We’ve all known a few edgelords — they’re the ones who say shocking, often upsetting things they may not even believe just to provoke reactions in other people. And if you’ve never had the pleasure of engaging in conversation with an edgelord, spend a few minutes online and you’re bound to run into one or two.
What's an 'Edgelord' and Why Do You Never Want to Be One?
Edgelord: Too Cool to Care
An edgelord is someone with harsh opinions that they express in distasteful, offensive language to seem both edgy and aloof. As a 21st-century provocateur, an edgelord is especially attracted to taboo and controversial topics, which best showcase their would-be nihilism.
This person may dress in a provocative or shocking way, making them easy to spot. Unlike online trolls, who often are just normies trying to start trouble, edgelords set themselves apart from the norm in every way possible.
Even Edgier Than Edgy
Edgelord comes from the nickname edgy, which means “on the edge.” Edgelords don’t really care about where the edge is; in fact, they delight in pushing things way over the edge and pretending it’s not there. If you walk away from a conversation feeling like there were different opinions but some common ground, you’ve just talked to an edgy person, not an edgelord.
The Birth of Edgelord
Like many perfectly worded but otherwise inexplicable concepts, edgelord came from the internet. Specifically, its origin was in 4chan and similar boards where people would post dramatically offensive opinions just to watch the chaos that ensued. The term had a spike in 2014, but is still in use online today (though it’s still less popular than edgy).
Famous Edgelord Characters
Edgelords aren’t unique to the online age. In fact, they’re some of the most enduring characters in literary and entertainment history. We could consider these popular characters edgelords:
- Lord Voldemort (Harry Potter) - killing people to make horcruxes
- Tyler Durdan (Fight Club) - taking nihilism to a fine art
- Lady Macbeth (Macbeth) - constantly plotting against the forces of good and truth
- Joker (any Batman movie, especially The Dark Knight) - reveling in chaos and watching the world burn
- Heathcliff (Wuthering Heights) - inward-facing antihero with a penchant for cruelty
- Hamlet (Hamlet) - constantly provoking others in his state of depression, either with words or swords (or passive-aggressive theater)
- Harley Quinn (Suicide Squad) - thrives on violence and crime
Do You Want to Be an Edgelord?
If you like attention and you’re prone to dark hyperbole, the role of edgelord sounds like a perfect fit. But don’t fill out that job application just yet — being an edgelord isn’t all its cracked up to be. Once you’ve got the reputation as an edgelord, people tend not to take you as seriously, so your actual opinions may get washed away with your over-the-top ones. Additionally, an edgelord’s intention is to alienate others with their statements and worldview, creating a schism that may be difficult to repair in the future.

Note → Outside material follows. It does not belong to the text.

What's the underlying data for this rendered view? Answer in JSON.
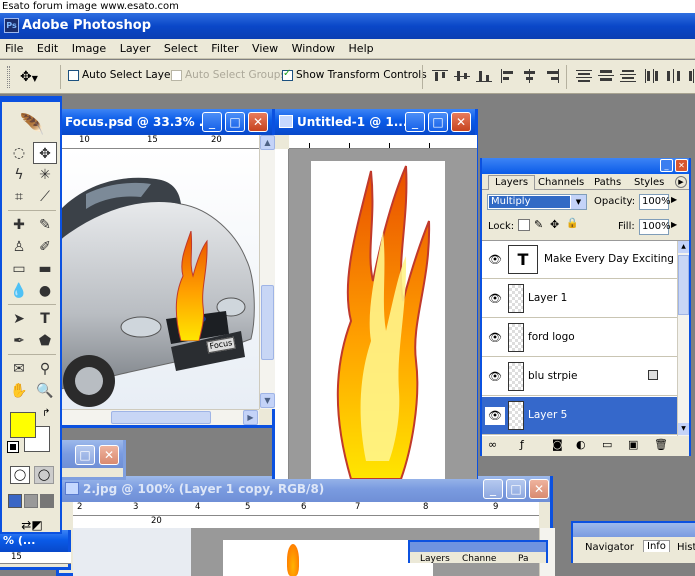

If you don’t care about making nice and having friends, go ahead and hit “Post” on that crazy dark stance you’re about to make. But if you want to be taken seriously (and contrary to what they say, most edgelords really do want to be taken seriously), try to speak with a little more nuance.
Stay on the Edge of Modern Slang
For more tips and tricks to 21st century lingo, check out: